Take the 2-minute tour ×
Stack Overflow is a question and answer site for professional and enthusiast programmers. It's 100% free, no registration required.

I am required to use LLVM and Clang for a compilers class I am enrolled in. This is not a question about the content of the class, merely how to get the required software installed.

I am running gcc version 4.6.3 and have downloaded, built, tested, and updated what I believe to be LLVM suite version 3.4 (the latest svn edition). I do a simple "hello world" application, as referenced on the LLVM getting started page, but on the line

lli helloworld.bc

I get the error "lli:helloworld.bc: Invalid MODULE_CODE_GLOBALVAR record"

I am a complete beginner with this stuff so I don't know if I gave you everything you would need to fix my error, drop me a comment if you need to know something else. Also please try to give me as detailed instructions as possible...I've been thrown into the world of Ubuntu and Clang without any instruction and can't bear to read another "solution" that says "read the man pages".

Thank you so so much for your help. I just want to get this set up so I can at least try the homework.

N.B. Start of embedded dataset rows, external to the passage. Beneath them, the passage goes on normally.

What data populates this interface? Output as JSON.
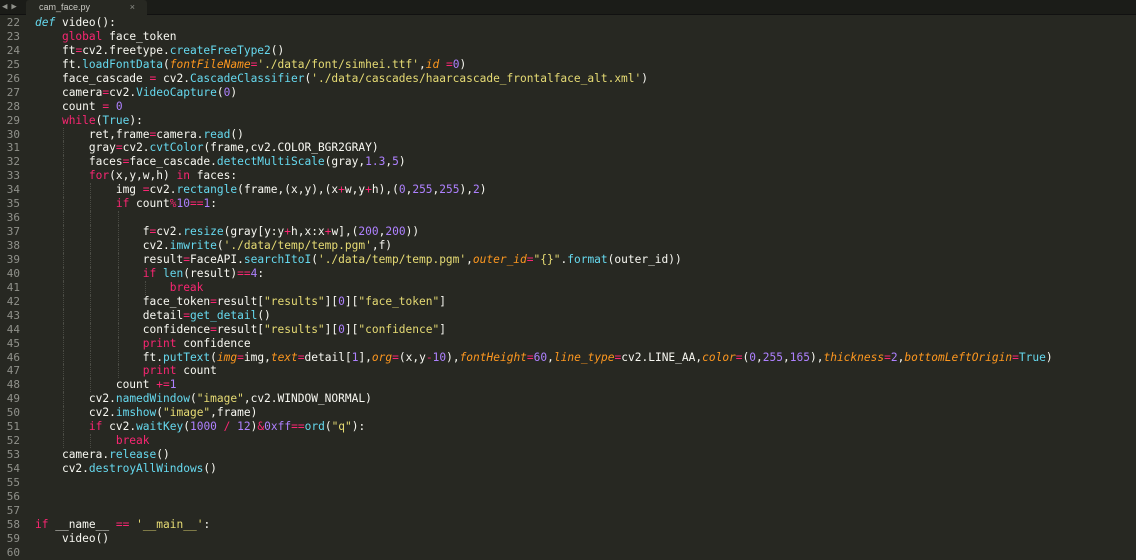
{
  "tab": {
    "title": "cam_face.py",
    "close_glyph": "×"
  },
  "nav": {
    "back_glyph": "◀",
    "forward_glyph": "▶"
  },
  "colors": {
    "background": "#272822",
    "keyword": "#f92672",
    "builtin": "#66d9ef",
    "string": "#e6db74",
    "number": "#ae81ff",
    "parameter": "#fd971f",
    "text": "#f8f8f2",
    "gutter": "#90918b"
  },
  "lines": [
    {
      "n": "22",
      "indent": 0,
      "t": [
        [
          "kwi",
          "def"
        ],
        [
          "pl",
          " "
        ],
        [
          "pl",
          "video"
        ],
        [
          "pl",
          "():"
        ]
      ]
    },
    {
      "n": "23",
      "indent": 1,
      "t": [
        [
          "kw",
          "global"
        ],
        [
          "pl",
          " face_token"
        ]
      ]
    },
    {
      "n": "24",
      "indent": 1,
      "t": [
        [
          "pl",
          "ft"
        ],
        [
          "op",
          "="
        ],
        [
          "pl",
          "cv2.freetype."
        ],
        [
          "fn",
          "createFreeType2"
        ],
        [
          "pl",
          "()"
        ]
      ]
    },
    {
      "n": "25",
      "indent": 1,
      "t": [
        [
          "pl",
          "ft."
        ],
        [
          "fn",
          "loadFontData"
        ],
        [
          "pl",
          "("
        ],
        [
          "par",
          "fontFileName"
        ],
        [
          "op",
          "="
        ],
        [
          "str",
          "'./data/font/simhei.ttf'"
        ],
        [
          "pl",
          ","
        ],
        [
          "par",
          "id"
        ],
        [
          "pl",
          " "
        ],
        [
          "op",
          "="
        ],
        [
          "num",
          "0"
        ],
        [
          "pl",
          ")"
        ]
      ]
    },
    {
      "n": "26",
      "indent": 1,
      "t": [
        [
          "pl",
          "face_cascade "
        ],
        [
          "op",
          "="
        ],
        [
          "pl",
          " cv2."
        ],
        [
          "fn",
          "CascadeClassifier"
        ],
        [
          "pl",
          "("
        ],
        [
          "str",
          "'./data/cascades/haarcascade_frontalface_alt.xml'"
        ],
        [
          "pl",
          ")"
        ]
      ]
    },
    {
      "n": "27",
      "indent": 1,
      "t": [
        [
          "pl",
          "camera"
        ],
        [
          "op",
          "="
        ],
        [
          "pl",
          "cv2."
        ],
        [
          "fn",
          "VideoCapture"
        ],
        [
          "pl",
          "("
        ],
        [
          "num",
          "0"
        ],
        [
          "pl",
          ")"
        ]
      ]
    },
    {
      "n": "28",
      "indent": 1,
      "t": [
        [
          "pl",
          "count "
        ],
        [
          "op",
          "="
        ],
        [
          "pl",
          " "
        ],
        [
          "num",
          "0"
        ]
      ]
    },
    {
      "n": "29",
      "indent": 1,
      "t": [
        [
          "kw",
          "while"
        ],
        [
          "pl",
          "("
        ],
        [
          "fn",
          "True"
        ],
        [
          "pl",
          "):"
        ]
      ]
    },
    {
      "n": "30",
      "indent": 2,
      "t": [
        [
          "pl",
          "ret,frame"
        ],
        [
          "op",
          "="
        ],
        [
          "pl",
          "camera."
        ],
        [
          "fn",
          "read"
        ],
        [
          "pl",
          "()"
        ]
      ]
    },
    {
      "n": "31",
      "indent": 2,
      "t": [
        [
          "pl",
          "gray"
        ],
        [
          "op",
          "="
        ],
        [
          "pl",
          "cv2."
        ],
        [
          "fn",
          "cvtColor"
        ],
        [
          "pl",
          "(frame,cv2.COLOR_BGR2GRAY)"
        ]
      ]
    },
    {
      "n": "32",
      "indent": 2,
      "t": [
        [
          "pl",
          "faces"
        ],
        [
          "op",
          "="
        ],
        [
          "pl",
          "face_cascade."
        ],
        [
          "fn",
          "detectMultiScale"
        ],
        [
          "pl",
          "(gray,"
        ],
        [
          "num",
          "1.3"
        ],
        [
          "pl",
          ","
        ],
        [
          "num",
          "5"
        ],
        [
          "pl",
          ")"
        ]
      ]
    },
    {
      "n": "33",
      "indent": 2,
      "t": [
        [
          "kw",
          "for"
        ],
        [
          "pl",
          "(x,y,w,h) "
        ],
        [
          "kw",
          "in"
        ],
        [
          "pl",
          " faces:"
        ]
      ]
    },
    {
      "n": "34",
      "indent": 3,
      "t": [
        [
          "pl",
          "img "
        ],
        [
          "op",
          "="
        ],
        [
          "pl",
          "cv2."
        ],
        [
          "fn",
          "rectangle"
        ],
        [
          "pl",
          "(frame,(x,y),(x"
        ],
        [
          "op",
          "+"
        ],
        [
          "pl",
          "w,y"
        ],
        [
          "op",
          "+"
        ],
        [
          "pl",
          "h),("
        ],
        [
          "num",
          "0"
        ],
        [
          "pl",
          ","
        ],
        [
          "num",
          "255"
        ],
        [
          "pl",
          ","
        ],
        [
          "num",
          "255"
        ],
        [
          "pl",
          "),"
        ],
        [
          "num",
          "2"
        ],
        [
          "pl",
          ")"
        ]
      ]
    },
    {
      "n": "35",
      "indent": 3,
      "t": [
        [
          "kw",
          "if"
        ],
        [
          "pl",
          " count"
        ],
        [
          "op",
          "%"
        ],
        [
          "num",
          "10"
        ],
        [
          "op",
          "=="
        ],
        [
          "num",
          "1"
        ],
        [
          "pl",
          ":"
        ]
      ]
    },
    {
      "n": "36",
      "indent": 4,
      "t": []
    },
    {
      "n": "37",
      "indent": 4,
      "t": [
        [
          "pl",
          "f"
        ],
        [
          "op",
          "="
        ],
        [
          "pl",
          "cv2."
        ],
        [
          "fn",
          "resize"
        ],
        [
          "pl",
          "(gray[y:y"
        ],
        [
          "op",
          "+"
        ],
        [
          "pl",
          "h,x:x"
        ],
        [
          "op",
          "+"
        ],
        [
          "pl",
          "w],("
        ],
        [
          "num",
          "200"
        ],
        [
          "pl",
          ","
        ],
        [
          "num",
          "200"
        ],
        [
          "pl",
          "))"
        ]
      ]
    },
    {
      "n": "38",
      "indent": 4,
      "t": [
        [
          "pl",
          "cv2."
        ],
        [
          "fn",
          "imwrite"
        ],
        [
          "pl",
          "("
        ],
        [
          "str",
          "'./data/temp/temp.pgm'"
        ],
        [
          "pl",
          ",f)"
        ]
      ]
    },
    {
      "n": "39",
      "indent": 4,
      "t": [
        [
          "pl",
          "result"
        ],
        [
          "op",
          "="
        ],
        [
          "pl",
          "FaceAPI."
        ],
        [
          "fn",
          "searchItoI"
        ],
        [
          "pl",
          "("
        ],
        [
          "str",
          "'./data/temp/temp.pgm'"
        ],
        [
          "pl",
          ","
        ],
        [
          "par",
          "outer_id"
        ],
        [
          "op",
          "="
        ],
        [
          "str",
          "\"{}\""
        ],
        [
          "pl",
          "."
        ],
        [
          "fn",
          "format"
        ],
        [
          "pl",
          "(outer_id))"
        ]
      ]
    },
    {
      "n": "40",
      "indent": 4,
      "t": [
        [
          "kw",
          "if"
        ],
        [
          "pl",
          " "
        ],
        [
          "fn",
          "len"
        ],
        [
          "pl",
          "(result)"
        ],
        [
          "op",
          "=="
        ],
        [
          "num",
          "4"
        ],
        [
          "pl",
          ":"
        ]
      ]
    },
    {
      "n": "41",
      "indent": 5,
      "t": [
        [
          "kw",
          "break"
        ]
      ]
    },
    {
      "n": "42",
      "indent": 4,
      "t": [
        [
          "pl",
          "face_token"
        ],
        [
          "op",
          "="
        ],
        [
          "pl",
          "result["
        ],
        [
          "str",
          "\"results\""
        ],
        [
          "pl",
          "]["
        ],
        [
          "num",
          "0"
        ],
        [
          "pl",
          "]["
        ],
        [
          "str",
          "\"face_token\""
        ],
        [
          "pl",
          "]"
        ]
      ]
    },
    {
      "n": "43",
      "indent": 4,
      "t": [
        [
          "pl",
          "detail"
        ],
        [
          "op",
          "="
        ],
        [
          "fn",
          "get_detail"
        ],
        [
          "pl",
          "()"
        ]
      ]
    },
    {
      "n": "44",
      "indent": 4,
      "t": [
        [
          "pl",
          "confidence"
        ],
        [
          "op",
          "="
        ],
        [
          "pl",
          "result["
        ],
        [
          "str",
          "\"results\""
        ],
        [
          "pl",
          "]["
        ],
        [
          "num",
          "0"
        ],
        [
          "pl",
          "]["
        ],
        [
          "str",
          "\"confidence\""
        ],
        [
          "pl",
          "]"
        ]
      ]
    },
    {
      "n": "45",
      "indent": 4,
      "t": [
        [
          "kw",
          "print"
        ],
        [
          "pl",
          " confidence"
        ]
      ]
    },
    {
      "n": "46",
      "indent": 4,
      "t": [
        [
          "pl",
          "ft."
        ],
        [
          "fn",
          "putText"
        ],
        [
          "pl",
          "("
        ],
        [
          "par",
          "img"
        ],
        [
          "op",
          "="
        ],
        [
          "pl",
          "img,"
        ],
        [
          "par",
          "text"
        ],
        [
          "op",
          "="
        ],
        [
          "pl",
          "detail["
        ],
        [
          "num",
          "1"
        ],
        [
          "pl",
          "],"
        ],
        [
          "par",
          "org"
        ],
        [
          "op",
          "="
        ],
        [
          "pl",
          "(x,y"
        ],
        [
          "op",
          "-"
        ],
        [
          "num",
          "10"
        ],
        [
          "pl",
          "),"
        ],
        [
          "par",
          "fontHeight"
        ],
        [
          "op",
          "="
        ],
        [
          "num",
          "60"
        ],
        [
          "pl",
          ","
        ],
        [
          "par",
          "line_type"
        ],
        [
          "op",
          "="
        ],
        [
          "pl",
          "cv2.LINE_AA,"
        ],
        [
          "par",
          "color"
        ],
        [
          "op",
          "="
        ],
        [
          "pl",
          "("
        ],
        [
          "num",
          "0"
        ],
        [
          "pl",
          ","
        ],
        [
          "num",
          "255"
        ],
        [
          "pl",
          ","
        ],
        [
          "num",
          "165"
        ],
        [
          "pl",
          "),"
        ],
        [
          "par",
          "thickness"
        ],
        [
          "op",
          "="
        ],
        [
          "num",
          "2"
        ],
        [
          "pl",
          ","
        ],
        [
          "par",
          "bottomLeftOrigin"
        ],
        [
          "op",
          "="
        ],
        [
          "fn",
          "True"
        ],
        [
          "pl",
          ")"
        ]
      ]
    },
    {
      "n": "47",
      "indent": 4,
      "t": [
        [
          "kw",
          "print"
        ],
        [
          "pl",
          " count"
        ]
      ]
    },
    {
      "n": "48",
      "indent": 3,
      "t": [
        [
          "pl",
          "count "
        ],
        [
          "op",
          "+="
        ],
        [
          "num",
          "1"
        ]
      ]
    },
    {
      "n": "49",
      "indent": 2,
      "t": [
        [
          "pl",
          "cv2."
        ],
        [
          "fn",
          "namedWindow"
        ],
        [
          "pl",
          "("
        ],
        [
          "str",
          "\"image\""
        ],
        [
          "pl",
          ",cv2.WINDOW_NORMAL)"
        ]
      ]
    },
    {
      "n": "50",
      "indent": 2,
      "t": [
        [
          "pl",
          "cv2."
        ],
        [
          "fn",
          "imshow"
        ],
        [
          "pl",
          "("
        ],
        [
          "str",
          "\"image\""
        ],
        [
          "pl",
          ",frame)"
        ]
      ]
    },
    {
      "n": "51",
      "indent": 2,
      "t": [
        [
          "kw",
          "if"
        ],
        [
          "pl",
          " cv2."
        ],
        [
          "fn",
          "waitKey"
        ],
        [
          "pl",
          "("
        ],
        [
          "num",
          "1000"
        ],
        [
          "pl",
          " "
        ],
        [
          "op",
          "/"
        ],
        [
          "pl",
          " "
        ],
        [
          "num",
          "12"
        ],
        [
          "pl",
          ")"
        ],
        [
          "op",
          "&"
        ],
        [
          "num",
          "0xff"
        ],
        [
          "op",
          "=="
        ],
        [
          "fn",
          "ord"
        ],
        [
          "pl",
          "("
        ],
        [
          "str",
          "\"q\""
        ],
        [
          "pl",
          "):"
        ]
      ]
    },
    {
      "n": "52",
      "indent": 3,
      "t": [
        [
          "kw",
          "break"
        ]
      ]
    },
    {
      "n": "53",
      "indent": 1,
      "t": [
        [
          "pl",
          "camera."
        ],
        [
          "fn",
          "release"
        ],
        [
          "pl",
          "()"
        ]
      ]
    },
    {
      "n": "54",
      "indent": 1,
      "t": [
        [
          "pl",
          "cv2."
        ],
        [
          "fn",
          "destroyAllWindows"
        ],
        [
          "pl",
          "()"
        ]
      ]
    },
    {
      "n": "55",
      "indent": 0,
      "t": []
    },
    {
      "n": "56",
      "indent": 0,
      "t": []
    },
    {
      "n": "57",
      "indent": 0,
      "t": []
    },
    {
      "n": "58",
      "indent": 0,
      "t": [
        [
          "kw",
          "if"
        ],
        [
          "pl",
          " __name__ "
        ],
        [
          "op",
          "=="
        ],
        [
          "pl",
          " "
        ],
        [
          "str",
          "'__main__'"
        ],
        [
          "pl",
          ":"
        ]
      ]
    },
    {
      "n": "59",
      "indent": 1,
      "t": [
        [
          "pl",
          "video"
        ],
        [
          "pl",
          "()"
        ]
      ]
    },
    {
      "n": "60",
      "indent": 0,
      "t": []
    }
  ]
}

EDIT:: Here are the EXACT instructions I ran in the terminal, 99% of which was taken directly from the LLVM website:

cd myFolder
svn co http://llvm.org/svn/llvm-project/llvm/trunk llvm
cd myFolder
cd llvm/tools
svn co http://llvm.org/svn/llvm-project/cfe/trunk clang
cd myFolder
cd llvm/projects
svn co http://llvm.org/svn/llvm-project/compiler-rt/trunk compiler-rt
cd myFolder
mkdir build
cd build
../llvm/configure --enable-optimized CC=/usr/bin/clang CXX=/usr/bin/clang++
make check-all
make update


clang hello.c -o hello
clang -03 -emit-llvm hello.c -c -o hello.bc
lli hello.bc

And that final line, lli hello.bc, is where I get the error above.

That first group of instructions took a WHILE to complete. Something definitely installed/built/did something. But I have no idea what's really going on here.

So here are my big questions:

1) What is installed on my machine? I should have both Clang and LLVM installed, right?

2) All my professor said was "We will be using clang and you need to get LLVM version 3.3 or later. Am I even on the right track? If not what am I supposed to do to get LLVM 3.3? The only detailed guide I found on the LLVM website lead me to the problem detailed above.

share|improve this question
You should give more details about how you built LLVM (which is often packaged in most Linux distribution; you could simply aptitude install clang llvm). And you might ask that on LLVM mailing lists. –  Basile Starynkevitch Aug 28 '13 at 6:41
Could you edit the question to detail how, precisely, you generated the "helloworld.bc" file? Also, you might be interested in this related question. –  Oak Aug 28 '13 at 6:44

1 Answer 1

up vote 2 down vote accepted

When you typed:

clang -03 -emit-llvm hello.c -c -o hello.bc

You used the system's clang executable, which is at /usr/bin/clang, and is not the clang you have just built. The two have a different version. lli, however, is the lli you've just built - Ubuntu doesn't come with it. That means you have generated a .bc file with an older LLVM version and then tried to run it with a newer LLVM version, hence the problem.

To verify this, you can check which clang you are using by typing which clang into the console.

The simplest way to remedy this is to type ./clang (or any other path which isn't just the file name) instead of clang, which forces the shell to choose the file in the current directory.

share|improve this answer
Thank you so so so so so so so so much. Works absolutely beautifully. –  Michael Tedford Aug 29 '13 at 1:04

Your Answer


By posting your answer, you agree to the privacy policy and terms of service.

Not the answer you're looking for? Browse other questions tagged or ask your own question.